8.13.2010 | Blog.
July 2015: What an utmost disgrace that former Auschwitz guard Oskar Groening, 94 now and twelve at the time the German people in a democratic election voted for Hitler and his Nazi party, has now been made the ultimate scapegoat for what in reality was a nation’s collective guilt. Not only did most of the top Nazis get away with it, the nation that stood behind soon forgot their own involvement and now a few old men who grew up amidst solid Nazi propaganda where Hitler was seen as close to a god are to be sentenced for participating, however comparably small their parts – when not doing so would have led not only to a certain death but condemnation from family, ‘friends’ and state. This excerpt from my book ‘HITLERS DESERTERS, When Law Merged with Terror’ might give an idea about this rarely mentioned fact regarding the German dictatorship: “In 1934, Reich President Hindenburg’s death was followed by a referendum in which an overwhelming majority of the German people approved of the proposal to combine the posts of president of the republic and chancellor under one hat, Adolf Hitler’s. The turnout of voters was enormous: 95% of the electorate took part and out of them 90% were in favour. As the Nazi administration already had legislative powers according to the recent Enabling Act, this referendum made the former corporal into a dictator – an elected one. It was obvious that the people wanted it that way.”

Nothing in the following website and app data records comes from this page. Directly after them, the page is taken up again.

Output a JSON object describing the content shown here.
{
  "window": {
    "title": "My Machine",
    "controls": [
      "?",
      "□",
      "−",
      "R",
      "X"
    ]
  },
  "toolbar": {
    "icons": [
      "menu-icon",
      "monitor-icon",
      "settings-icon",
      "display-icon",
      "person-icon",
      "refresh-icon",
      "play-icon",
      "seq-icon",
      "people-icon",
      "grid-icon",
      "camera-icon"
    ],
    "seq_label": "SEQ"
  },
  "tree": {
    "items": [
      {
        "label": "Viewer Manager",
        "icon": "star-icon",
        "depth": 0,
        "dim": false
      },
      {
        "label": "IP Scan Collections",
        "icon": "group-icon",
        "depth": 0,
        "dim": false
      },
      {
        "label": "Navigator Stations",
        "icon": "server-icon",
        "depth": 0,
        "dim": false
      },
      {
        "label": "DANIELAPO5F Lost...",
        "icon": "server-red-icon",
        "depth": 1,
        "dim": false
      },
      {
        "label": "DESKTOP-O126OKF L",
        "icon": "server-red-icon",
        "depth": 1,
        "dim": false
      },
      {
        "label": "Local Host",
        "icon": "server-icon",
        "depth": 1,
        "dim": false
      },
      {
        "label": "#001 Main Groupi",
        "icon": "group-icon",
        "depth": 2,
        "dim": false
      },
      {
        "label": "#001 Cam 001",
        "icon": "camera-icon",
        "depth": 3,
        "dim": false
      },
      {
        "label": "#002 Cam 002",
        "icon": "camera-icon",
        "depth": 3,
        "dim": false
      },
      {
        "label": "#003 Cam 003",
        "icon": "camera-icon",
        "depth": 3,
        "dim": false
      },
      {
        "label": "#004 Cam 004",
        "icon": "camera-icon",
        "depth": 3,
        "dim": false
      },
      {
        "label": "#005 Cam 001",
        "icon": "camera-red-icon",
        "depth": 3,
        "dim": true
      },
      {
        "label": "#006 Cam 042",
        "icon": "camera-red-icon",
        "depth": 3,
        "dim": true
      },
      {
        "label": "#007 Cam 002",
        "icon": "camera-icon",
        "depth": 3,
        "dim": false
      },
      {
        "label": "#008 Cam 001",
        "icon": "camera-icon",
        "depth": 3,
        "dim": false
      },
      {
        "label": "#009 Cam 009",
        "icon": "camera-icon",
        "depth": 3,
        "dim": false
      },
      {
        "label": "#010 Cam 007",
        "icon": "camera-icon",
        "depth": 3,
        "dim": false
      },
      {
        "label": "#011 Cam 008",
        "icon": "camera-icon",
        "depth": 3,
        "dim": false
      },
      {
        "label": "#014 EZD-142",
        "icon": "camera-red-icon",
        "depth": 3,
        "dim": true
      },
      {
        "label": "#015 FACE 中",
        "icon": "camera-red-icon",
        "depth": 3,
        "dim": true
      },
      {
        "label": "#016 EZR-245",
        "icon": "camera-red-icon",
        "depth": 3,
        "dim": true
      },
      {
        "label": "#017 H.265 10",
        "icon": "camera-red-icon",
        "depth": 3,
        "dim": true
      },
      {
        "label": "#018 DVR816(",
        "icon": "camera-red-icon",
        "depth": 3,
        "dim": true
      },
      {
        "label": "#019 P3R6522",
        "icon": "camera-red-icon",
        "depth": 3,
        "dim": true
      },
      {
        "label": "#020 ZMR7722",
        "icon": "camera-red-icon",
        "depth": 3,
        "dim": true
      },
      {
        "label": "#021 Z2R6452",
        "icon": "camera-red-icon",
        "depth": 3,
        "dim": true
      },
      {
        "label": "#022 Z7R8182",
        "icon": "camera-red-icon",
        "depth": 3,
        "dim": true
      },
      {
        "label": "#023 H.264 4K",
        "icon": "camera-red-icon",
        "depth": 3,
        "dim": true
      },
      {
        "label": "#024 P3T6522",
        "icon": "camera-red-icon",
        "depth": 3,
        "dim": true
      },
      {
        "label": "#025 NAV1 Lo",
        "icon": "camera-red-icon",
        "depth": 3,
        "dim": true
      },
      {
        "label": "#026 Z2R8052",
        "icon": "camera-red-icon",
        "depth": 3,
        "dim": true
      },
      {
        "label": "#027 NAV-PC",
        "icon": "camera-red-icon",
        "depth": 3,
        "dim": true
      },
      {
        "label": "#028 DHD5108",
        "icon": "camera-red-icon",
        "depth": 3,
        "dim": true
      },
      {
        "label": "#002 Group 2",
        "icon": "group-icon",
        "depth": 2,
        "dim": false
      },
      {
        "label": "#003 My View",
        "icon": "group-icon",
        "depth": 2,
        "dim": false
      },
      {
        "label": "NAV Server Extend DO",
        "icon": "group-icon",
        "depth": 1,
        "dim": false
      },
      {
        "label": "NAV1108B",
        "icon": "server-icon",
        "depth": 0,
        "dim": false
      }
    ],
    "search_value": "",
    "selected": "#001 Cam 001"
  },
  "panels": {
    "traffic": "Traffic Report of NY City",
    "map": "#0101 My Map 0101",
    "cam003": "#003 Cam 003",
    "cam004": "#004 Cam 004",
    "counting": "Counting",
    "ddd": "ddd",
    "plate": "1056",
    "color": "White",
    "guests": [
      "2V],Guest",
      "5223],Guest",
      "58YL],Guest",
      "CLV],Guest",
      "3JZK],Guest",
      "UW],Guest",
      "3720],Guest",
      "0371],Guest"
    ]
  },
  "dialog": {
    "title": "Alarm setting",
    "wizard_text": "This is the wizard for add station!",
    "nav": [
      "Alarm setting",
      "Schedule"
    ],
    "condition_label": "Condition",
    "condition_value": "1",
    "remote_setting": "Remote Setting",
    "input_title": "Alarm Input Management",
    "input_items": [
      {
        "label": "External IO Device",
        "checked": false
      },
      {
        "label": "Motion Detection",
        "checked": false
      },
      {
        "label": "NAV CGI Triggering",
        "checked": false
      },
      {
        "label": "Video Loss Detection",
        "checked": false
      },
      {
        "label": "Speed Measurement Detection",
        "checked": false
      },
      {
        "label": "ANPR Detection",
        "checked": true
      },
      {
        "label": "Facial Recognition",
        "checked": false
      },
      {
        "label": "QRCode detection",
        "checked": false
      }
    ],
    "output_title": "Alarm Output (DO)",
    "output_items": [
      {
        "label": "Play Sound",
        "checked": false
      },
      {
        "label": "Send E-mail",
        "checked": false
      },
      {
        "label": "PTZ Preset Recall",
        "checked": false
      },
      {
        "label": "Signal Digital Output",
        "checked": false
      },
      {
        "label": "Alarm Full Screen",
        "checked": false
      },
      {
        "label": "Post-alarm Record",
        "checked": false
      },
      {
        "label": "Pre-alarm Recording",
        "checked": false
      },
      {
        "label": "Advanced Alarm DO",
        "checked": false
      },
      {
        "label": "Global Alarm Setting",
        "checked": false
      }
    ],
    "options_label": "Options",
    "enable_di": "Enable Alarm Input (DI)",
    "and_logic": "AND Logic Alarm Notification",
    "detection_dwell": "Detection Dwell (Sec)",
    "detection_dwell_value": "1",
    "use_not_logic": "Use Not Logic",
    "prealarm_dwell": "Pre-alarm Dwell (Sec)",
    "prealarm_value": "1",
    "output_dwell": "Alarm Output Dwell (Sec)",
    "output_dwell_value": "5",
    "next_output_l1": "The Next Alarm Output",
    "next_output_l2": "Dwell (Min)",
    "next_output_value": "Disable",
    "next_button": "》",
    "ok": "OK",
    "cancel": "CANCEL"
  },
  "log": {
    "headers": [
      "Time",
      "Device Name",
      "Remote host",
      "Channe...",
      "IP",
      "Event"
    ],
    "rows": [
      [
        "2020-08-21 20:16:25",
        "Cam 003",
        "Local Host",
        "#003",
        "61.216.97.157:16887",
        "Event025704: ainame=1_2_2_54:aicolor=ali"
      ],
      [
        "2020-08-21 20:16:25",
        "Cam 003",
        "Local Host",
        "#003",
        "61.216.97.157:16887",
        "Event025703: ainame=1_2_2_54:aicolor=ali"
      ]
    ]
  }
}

When Judge Kompisch (one wonder how his ancestors had cast their votes and what involvement they had had…) told the court that ‘Groening could easily have applied to fight at the front later in the war’ he forgot to mention that it was the Wehrmacht, the Nazi conscripted armed forces, that made Auschwitz and all other extermination camps possible. Without the armed defence of the Reich the extermination would have stopped years earlier.
West Germany was to a large degree built up by ex-Nazis. Decades after the fall of the Third Reich, administration, law, politics and the armed forces were dominated by people who happily had served the Nazi regime in senior posts. Some of these men, now in their ‘second career’, reached the highest posts as generals and ministers but for all of them it can be said, they were ‘forgiven’ by the Adenauer government and the Western allies. They were now needed again as ‘we’ had got a new enemy, the Communists. However there was another side to that forgiveness: thirty thousand war deserters and war-refusers (most of them dead but some still alive) were not shown the same mercy. They remained traitors also legally until a few years ago. Their history of a lifetime as outcasts in their own country and now the creation of a scapegoat to carry the blame for the biggest of all war crimes can only be seen as evidence that also today’s Germany has a lot of work to do. They need to come to terms with their own hypocrisy.